Book Development Contract
James DuBois has received a contract from the US Office of Research Integrity to produce a book entitled, Research Integrity: A Casebook for and by Scientists. In January 2011, a National Institutes of Health (NIH) policy went into effect requiring a minimum of 8 hours of face-to-face instruction in the Responsible Conduct of Research (RCR) for all NIH-funded trainees. DuBois hopes that the casebook will serve as an excellent resource for RCR training: "Case discussion is a wonderful way to engage adult learners. We will ensure that the cases we develop are true to life and provide opportunities to develop problem-solving skills."
The book will include at least three different kinds of cases. Part I will share real life stories of both exemplary and irresponsible science-to illustrate the consequences of research-both positive and negative. In Part II, Joan Sieber, editor of the Journal of Empirical Research on Human Research Ethics, will contribute cases derived from more than 1,000 interviews with NIH-funded researchers, sharing problem-solving strategies that work. Part III will provide a series of open-ended problem-solving cases. Rather than providing readers with solutions, the cases will provide relevant background information and will pose a series of questions for group discussion or personal reflection. The casebook is due to be published by the Office of Research Integrity in the early months of 2013.

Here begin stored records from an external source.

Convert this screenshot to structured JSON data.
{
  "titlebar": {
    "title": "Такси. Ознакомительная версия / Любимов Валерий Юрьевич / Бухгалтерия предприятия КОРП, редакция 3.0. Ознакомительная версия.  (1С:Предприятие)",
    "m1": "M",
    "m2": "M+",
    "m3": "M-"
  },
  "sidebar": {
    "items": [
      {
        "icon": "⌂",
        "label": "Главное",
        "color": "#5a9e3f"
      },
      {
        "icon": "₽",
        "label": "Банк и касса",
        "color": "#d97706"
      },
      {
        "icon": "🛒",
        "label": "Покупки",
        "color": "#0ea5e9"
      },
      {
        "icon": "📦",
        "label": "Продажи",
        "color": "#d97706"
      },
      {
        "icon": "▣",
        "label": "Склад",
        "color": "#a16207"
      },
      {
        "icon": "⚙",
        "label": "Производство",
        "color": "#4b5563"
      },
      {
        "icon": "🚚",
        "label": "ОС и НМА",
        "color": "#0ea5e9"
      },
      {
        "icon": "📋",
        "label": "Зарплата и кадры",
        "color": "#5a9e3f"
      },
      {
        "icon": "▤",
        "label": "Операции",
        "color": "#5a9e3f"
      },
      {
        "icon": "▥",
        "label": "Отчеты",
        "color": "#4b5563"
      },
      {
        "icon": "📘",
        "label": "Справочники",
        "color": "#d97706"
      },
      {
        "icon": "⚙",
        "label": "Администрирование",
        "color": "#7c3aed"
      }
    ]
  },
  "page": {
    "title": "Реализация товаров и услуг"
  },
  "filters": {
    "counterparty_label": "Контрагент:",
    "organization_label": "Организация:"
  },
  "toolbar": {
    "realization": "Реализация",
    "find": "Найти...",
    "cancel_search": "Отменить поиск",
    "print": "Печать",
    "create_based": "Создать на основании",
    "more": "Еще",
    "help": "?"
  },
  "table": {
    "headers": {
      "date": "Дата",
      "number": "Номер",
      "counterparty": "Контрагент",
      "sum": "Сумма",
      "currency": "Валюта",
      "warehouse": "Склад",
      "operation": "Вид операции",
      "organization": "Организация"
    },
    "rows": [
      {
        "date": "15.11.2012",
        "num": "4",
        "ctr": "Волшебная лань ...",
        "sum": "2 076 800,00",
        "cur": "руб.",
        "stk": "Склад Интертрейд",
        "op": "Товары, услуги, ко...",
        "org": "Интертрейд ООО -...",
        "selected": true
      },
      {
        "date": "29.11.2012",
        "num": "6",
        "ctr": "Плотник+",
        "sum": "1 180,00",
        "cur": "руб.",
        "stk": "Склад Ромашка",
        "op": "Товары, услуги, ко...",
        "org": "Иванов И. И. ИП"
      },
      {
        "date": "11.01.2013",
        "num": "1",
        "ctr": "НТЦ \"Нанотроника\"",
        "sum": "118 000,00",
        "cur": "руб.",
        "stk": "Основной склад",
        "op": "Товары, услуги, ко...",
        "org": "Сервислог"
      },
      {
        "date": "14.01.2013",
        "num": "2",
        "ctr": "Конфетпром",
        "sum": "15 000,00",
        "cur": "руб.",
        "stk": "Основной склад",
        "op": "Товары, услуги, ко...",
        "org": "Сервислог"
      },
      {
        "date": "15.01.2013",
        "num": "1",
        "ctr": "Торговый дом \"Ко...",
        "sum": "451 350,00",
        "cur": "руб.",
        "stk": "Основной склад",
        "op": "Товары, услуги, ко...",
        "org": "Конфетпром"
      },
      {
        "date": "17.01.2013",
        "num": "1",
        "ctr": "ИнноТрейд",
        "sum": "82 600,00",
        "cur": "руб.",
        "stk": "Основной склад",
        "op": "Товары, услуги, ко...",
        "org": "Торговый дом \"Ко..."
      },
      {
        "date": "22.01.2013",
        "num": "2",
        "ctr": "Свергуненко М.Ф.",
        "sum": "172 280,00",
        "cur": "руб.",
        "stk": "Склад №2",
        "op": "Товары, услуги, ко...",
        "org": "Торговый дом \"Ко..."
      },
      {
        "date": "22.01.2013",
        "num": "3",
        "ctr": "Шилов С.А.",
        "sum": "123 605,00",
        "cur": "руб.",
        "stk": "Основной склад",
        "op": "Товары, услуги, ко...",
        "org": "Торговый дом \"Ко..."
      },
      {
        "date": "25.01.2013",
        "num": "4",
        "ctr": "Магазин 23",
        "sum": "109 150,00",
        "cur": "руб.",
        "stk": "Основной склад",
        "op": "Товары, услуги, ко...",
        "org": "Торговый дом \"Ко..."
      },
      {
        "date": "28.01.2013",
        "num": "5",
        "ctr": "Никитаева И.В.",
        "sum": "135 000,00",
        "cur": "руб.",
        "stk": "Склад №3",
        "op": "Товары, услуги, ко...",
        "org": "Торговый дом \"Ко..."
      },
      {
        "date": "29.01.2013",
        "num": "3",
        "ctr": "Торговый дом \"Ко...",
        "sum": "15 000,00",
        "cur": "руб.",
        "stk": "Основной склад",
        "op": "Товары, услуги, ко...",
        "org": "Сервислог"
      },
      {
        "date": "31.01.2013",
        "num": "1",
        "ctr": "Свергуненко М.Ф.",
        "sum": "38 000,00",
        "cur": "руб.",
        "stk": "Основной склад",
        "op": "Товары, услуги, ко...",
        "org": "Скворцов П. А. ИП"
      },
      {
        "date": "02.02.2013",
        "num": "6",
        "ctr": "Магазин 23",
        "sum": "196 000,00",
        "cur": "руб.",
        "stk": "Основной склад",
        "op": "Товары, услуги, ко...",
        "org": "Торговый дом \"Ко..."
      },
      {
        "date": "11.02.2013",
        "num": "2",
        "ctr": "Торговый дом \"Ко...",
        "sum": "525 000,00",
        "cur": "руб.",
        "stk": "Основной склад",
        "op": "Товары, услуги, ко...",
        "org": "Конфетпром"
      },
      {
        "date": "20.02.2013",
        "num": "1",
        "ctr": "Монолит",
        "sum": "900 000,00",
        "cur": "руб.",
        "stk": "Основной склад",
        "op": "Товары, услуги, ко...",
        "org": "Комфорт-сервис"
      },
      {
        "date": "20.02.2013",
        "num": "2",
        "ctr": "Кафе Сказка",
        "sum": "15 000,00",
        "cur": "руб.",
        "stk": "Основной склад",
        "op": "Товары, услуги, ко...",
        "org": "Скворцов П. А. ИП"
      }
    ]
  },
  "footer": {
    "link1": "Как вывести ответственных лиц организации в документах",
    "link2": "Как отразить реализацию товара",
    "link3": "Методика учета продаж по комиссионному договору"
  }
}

This is the third in a series of contracts DuBois has received to develop products for the Office of Research Integrity. The first involved conducting a Delphi consensus survey with experts to determine what an ideal curriculum RCR would look like; the second involved developing a test bank of RCR instructional assessment items. Holly Bante, a doctoral candidate in the Gnaegi Center for Health Care Ethics who collaborated in the development of the test bank, will serve as a managing editor and contributor.